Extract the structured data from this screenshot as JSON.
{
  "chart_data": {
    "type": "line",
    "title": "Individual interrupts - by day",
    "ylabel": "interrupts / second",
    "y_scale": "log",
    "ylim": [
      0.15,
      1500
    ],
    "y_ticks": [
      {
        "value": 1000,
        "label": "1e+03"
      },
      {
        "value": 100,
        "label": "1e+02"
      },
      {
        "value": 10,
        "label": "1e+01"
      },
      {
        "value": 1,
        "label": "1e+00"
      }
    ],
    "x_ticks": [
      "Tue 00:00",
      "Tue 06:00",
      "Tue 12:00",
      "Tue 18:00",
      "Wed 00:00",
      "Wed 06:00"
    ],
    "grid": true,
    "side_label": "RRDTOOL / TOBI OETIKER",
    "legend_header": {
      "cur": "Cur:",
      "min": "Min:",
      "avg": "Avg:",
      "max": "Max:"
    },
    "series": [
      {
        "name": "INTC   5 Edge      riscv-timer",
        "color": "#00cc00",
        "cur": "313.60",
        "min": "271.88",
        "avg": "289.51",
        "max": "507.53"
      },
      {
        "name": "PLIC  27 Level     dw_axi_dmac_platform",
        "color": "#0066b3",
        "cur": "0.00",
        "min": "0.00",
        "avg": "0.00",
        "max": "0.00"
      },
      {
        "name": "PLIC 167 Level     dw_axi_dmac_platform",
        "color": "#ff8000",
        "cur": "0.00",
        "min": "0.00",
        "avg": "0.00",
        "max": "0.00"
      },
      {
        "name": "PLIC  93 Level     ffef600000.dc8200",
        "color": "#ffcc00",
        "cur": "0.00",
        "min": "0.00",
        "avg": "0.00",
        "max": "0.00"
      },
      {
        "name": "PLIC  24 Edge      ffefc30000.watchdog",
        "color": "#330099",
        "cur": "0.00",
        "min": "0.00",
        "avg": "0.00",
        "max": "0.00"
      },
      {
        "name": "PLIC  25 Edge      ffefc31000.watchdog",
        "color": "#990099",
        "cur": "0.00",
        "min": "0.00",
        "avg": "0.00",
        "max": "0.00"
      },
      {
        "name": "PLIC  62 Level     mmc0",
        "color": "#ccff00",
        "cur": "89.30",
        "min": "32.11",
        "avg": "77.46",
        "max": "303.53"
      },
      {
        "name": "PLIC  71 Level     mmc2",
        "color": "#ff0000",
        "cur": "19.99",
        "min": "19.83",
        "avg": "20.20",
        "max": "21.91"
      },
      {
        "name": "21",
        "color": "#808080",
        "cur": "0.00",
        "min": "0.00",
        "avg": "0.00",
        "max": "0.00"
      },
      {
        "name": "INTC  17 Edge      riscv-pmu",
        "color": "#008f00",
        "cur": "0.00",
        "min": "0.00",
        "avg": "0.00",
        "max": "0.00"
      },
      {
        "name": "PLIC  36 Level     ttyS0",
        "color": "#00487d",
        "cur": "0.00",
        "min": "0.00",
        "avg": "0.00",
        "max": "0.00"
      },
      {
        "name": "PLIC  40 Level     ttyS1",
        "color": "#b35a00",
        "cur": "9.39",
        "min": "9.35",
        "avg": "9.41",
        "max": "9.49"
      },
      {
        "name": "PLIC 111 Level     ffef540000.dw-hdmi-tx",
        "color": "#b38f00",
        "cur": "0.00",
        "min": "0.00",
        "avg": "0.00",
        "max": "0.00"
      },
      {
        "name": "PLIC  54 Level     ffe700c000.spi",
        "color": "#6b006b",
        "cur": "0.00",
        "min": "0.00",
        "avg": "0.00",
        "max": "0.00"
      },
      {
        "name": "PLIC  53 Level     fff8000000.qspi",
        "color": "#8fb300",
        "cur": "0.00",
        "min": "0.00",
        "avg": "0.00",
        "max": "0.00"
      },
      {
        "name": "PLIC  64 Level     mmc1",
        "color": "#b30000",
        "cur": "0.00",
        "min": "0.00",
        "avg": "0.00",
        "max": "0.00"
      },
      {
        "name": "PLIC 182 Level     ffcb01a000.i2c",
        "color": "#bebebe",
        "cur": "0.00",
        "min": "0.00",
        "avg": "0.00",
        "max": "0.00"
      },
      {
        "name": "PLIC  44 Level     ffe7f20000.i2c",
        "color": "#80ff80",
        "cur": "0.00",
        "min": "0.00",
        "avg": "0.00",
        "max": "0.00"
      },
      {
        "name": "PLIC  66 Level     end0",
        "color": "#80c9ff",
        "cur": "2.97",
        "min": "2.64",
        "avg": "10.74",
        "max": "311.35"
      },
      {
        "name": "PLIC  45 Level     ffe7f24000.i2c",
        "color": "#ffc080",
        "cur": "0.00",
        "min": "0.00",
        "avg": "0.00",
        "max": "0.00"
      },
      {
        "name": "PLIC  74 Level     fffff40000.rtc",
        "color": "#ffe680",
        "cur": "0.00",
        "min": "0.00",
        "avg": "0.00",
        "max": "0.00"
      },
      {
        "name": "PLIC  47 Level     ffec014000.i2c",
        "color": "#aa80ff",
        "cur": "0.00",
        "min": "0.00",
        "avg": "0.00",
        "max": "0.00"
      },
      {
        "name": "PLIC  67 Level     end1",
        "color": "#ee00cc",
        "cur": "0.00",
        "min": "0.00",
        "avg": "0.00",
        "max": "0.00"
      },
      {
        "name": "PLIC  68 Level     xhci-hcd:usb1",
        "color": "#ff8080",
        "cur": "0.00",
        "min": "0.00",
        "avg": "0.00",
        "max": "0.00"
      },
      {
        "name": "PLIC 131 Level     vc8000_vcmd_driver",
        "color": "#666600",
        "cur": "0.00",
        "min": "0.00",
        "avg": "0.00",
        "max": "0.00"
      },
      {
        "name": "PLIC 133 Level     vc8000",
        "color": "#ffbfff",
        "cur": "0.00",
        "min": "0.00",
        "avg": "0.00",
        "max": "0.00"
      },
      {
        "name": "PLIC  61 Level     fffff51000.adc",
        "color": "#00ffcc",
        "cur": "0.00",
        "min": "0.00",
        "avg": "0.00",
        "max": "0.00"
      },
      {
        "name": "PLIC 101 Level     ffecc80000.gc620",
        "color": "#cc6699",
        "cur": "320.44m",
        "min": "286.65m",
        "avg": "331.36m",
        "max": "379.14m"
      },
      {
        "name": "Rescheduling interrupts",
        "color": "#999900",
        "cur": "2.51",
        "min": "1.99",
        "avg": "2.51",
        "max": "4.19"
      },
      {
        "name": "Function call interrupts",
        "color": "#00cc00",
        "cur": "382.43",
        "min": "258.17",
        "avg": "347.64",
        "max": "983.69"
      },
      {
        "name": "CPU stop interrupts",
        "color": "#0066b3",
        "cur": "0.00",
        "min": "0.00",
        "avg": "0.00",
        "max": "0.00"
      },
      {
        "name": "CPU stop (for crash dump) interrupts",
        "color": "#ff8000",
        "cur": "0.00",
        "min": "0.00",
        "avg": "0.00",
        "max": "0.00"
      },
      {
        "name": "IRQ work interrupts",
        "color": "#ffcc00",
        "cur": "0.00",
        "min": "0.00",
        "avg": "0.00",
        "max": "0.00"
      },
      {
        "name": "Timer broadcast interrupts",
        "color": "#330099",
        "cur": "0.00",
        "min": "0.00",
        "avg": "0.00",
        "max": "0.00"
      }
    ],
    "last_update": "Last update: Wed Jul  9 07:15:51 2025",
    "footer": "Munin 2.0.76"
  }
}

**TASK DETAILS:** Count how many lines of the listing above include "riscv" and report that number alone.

**ANSWER BELOW:** 2